• [Items from an interface collection]:
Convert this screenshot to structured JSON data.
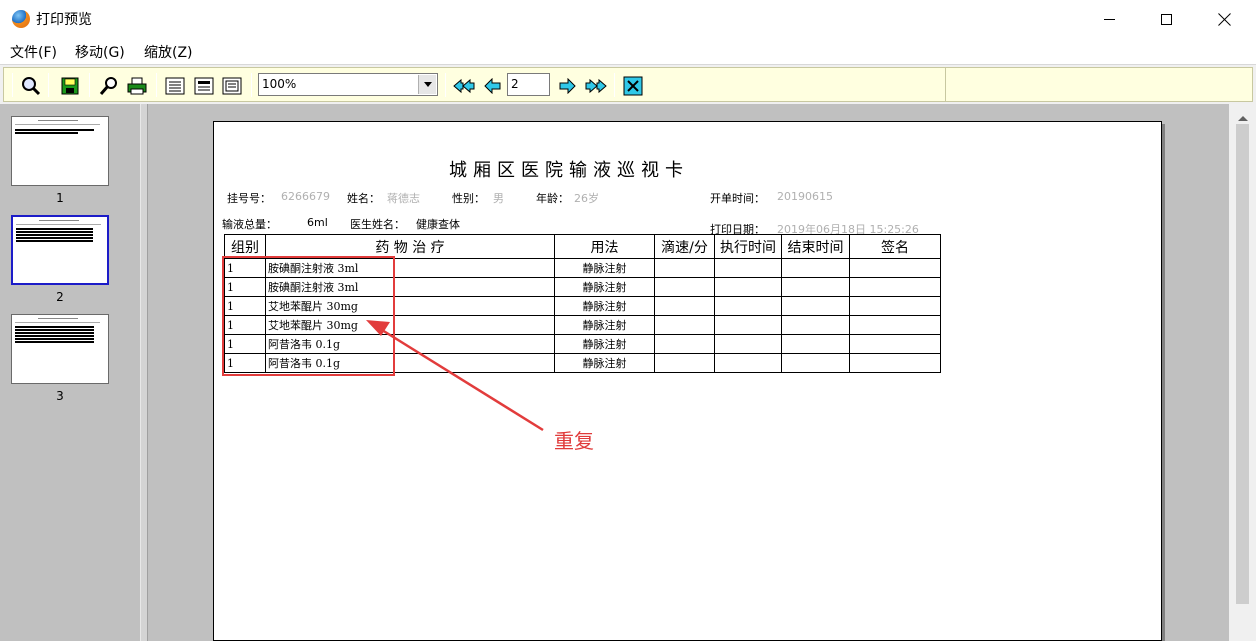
{
  "window": {
    "title": "打印预览"
  },
  "menu": {
    "items": [
      {
        "label": "文件(F)"
      },
      {
        "label": "移动(G)"
      },
      {
        "label": "缩放(Z)"
      }
    ]
  },
  "toolbar": {
    "zoom_value": "100%",
    "page_number": "2"
  },
  "thumbnails": [
    {
      "label": "1"
    },
    {
      "label": "2",
      "selected": true
    },
    {
      "label": "3"
    }
  ],
  "document": {
    "title": "城厢区医院输液巡视卡",
    "info": {
      "reg_no_label": "挂号号：",
      "reg_no_value": "6266679",
      "name_label": "姓名：",
      "name_value": "蒋德志",
      "gender_label": "性别：",
      "gender_value": "男",
      "age_label": "年龄：",
      "age_value": "26岁",
      "order_time_label": "开单时间：",
      "order_time_value": "20190615",
      "total_label": "输液总量：",
      "total_value": "6ml",
      "doctor_label": "医生姓名：",
      "doctor_value": "健康查体",
      "print_date_label": "打印日期：",
      "print_date_value": "2019年06月18日 15:25:26"
    },
    "table": {
      "headers": [
        "组别",
        "药 物 治 疗",
        "用法",
        "滴速/分",
        "执行时间",
        "结束时间",
        "签名"
      ],
      "rows": [
        {
          "group": "1",
          "drug": "胺碘酮注射液 3ml",
          "method": "静脉注射"
        },
        {
          "group": "1",
          "drug": "胺碘酮注射液 3ml",
          "method": "静脉注射"
        },
        {
          "group": "1",
          "drug": "艾地苯醌片 30mg",
          "method": "静脉注射"
        },
        {
          "group": "1",
          "drug": "艾地苯醌片 30mg",
          "method": "静脉注射"
        },
        {
          "group": "1",
          "drug": "阿昔洛韦 0.1g",
          "method": "静脉注射"
        },
        {
          "group": "1",
          "drug": "阿昔洛韦 0.1g",
          "method": "静脉注射"
        }
      ]
    }
  },
  "annotation": {
    "text": "重复",
    "color": "#e23c3c"
  }
}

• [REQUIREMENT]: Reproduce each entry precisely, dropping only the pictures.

• [EXERCISE OUTPUT]:
Convert this screenshot to structured JSON data.
{
  "window": {
    "title": "打印预览"
  },
  "menu": {
    "items": [
      {
        "label": "文件(F)"
      },
      {
        "label": "移动(G)"
      },
      {
        "label": "缩放(Z)"
      }
    ]
  },
  "toolbar": {
    "zoom_value": "100%",
    "page_number": "2"
  },
  "thumbnails": [
    {
      "label": "1"
    },
    {
      "label": "2",
      "selected": true
    },
    {
      "label": "3"
    }
  ],
  "document": {
    "title": "城厢区医院输液巡视卡",
    "info": {
      "reg_no_label": "挂号号：",
      "reg_no_value": "6266679",
      "name_label": "姓名：",
      "name_value": "蒋德志",
      "gender_label": "性别：",
      "gender_value": "男",
      "age_label": "年龄：",
      "age_value": "26岁",
      "order_time_label": "开单时间：",
      "order_time_value": "20190615",
      "total_label": "输液总量：",
      "total_value": "6ml",
      "doctor_label": "医生姓名：",
      "doctor_value": "健康查体",
      "print_date_label": "打印日期：",
      "print_date_value": "2019年06月18日 15:25:26"
    },
    "table": {
      "headers": [
        "组别",
        "药 物 治 疗",
        "用法",
        "滴速/分",
        "执行时间",
        "结束时间",
        "签名"
      ],
      "rows": [
        {
          "group": "1",
          "drug": "胺碘酮注射液 3ml",
          "method": "静脉注射"
        },
        {
          "group": "1",
          "drug": "胺碘酮注射液 3ml",
          "method": "静脉注射"
        },
        {
          "group": "1",
          "drug": "艾地苯醌片 30mg",
          "method": "静脉注射"
        },
        {
          "group": "1",
          "drug": "艾地苯醌片 30mg",
          "method": "静脉注射"
        },
        {
          "group": "1",
          "drug": "阿昔洛韦 0.1g",
          "method": "静脉注射"
        },
        {
          "group": "1",
          "drug": "阿昔洛韦 0.1g",
          "method": "静脉注射"
        }
      ]
    }
  },
  "annotation": {
    "text": "重复",
    "color": "#e23c3c"
  }
}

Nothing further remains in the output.